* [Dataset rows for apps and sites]
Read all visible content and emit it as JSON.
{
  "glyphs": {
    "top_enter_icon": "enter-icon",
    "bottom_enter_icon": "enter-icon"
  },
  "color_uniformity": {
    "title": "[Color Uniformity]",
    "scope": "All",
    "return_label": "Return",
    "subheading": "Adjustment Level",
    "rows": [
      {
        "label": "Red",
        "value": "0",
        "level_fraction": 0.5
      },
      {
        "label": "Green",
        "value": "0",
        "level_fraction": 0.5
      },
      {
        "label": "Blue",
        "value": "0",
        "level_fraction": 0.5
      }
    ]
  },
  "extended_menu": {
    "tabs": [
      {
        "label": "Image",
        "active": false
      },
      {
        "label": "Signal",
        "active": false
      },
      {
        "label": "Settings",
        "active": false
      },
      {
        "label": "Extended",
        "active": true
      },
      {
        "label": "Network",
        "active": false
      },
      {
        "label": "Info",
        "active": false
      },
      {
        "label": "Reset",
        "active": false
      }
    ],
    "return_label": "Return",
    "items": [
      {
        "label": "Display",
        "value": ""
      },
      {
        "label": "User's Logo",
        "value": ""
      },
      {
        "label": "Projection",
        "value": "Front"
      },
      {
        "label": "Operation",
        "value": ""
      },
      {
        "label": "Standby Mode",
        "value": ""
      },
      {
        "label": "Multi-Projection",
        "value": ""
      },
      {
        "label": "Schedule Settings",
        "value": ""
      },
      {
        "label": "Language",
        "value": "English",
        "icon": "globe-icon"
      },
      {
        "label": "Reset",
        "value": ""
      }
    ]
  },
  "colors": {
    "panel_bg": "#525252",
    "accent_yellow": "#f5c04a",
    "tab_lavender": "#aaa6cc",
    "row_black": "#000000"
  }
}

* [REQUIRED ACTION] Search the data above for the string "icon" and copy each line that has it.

* [ANSWER TO THIS PROBLEM]
    "top_enter_icon": "enter-icon",
    "bottom_enter_icon": "enter-icon"
        "icon": "globe-icon"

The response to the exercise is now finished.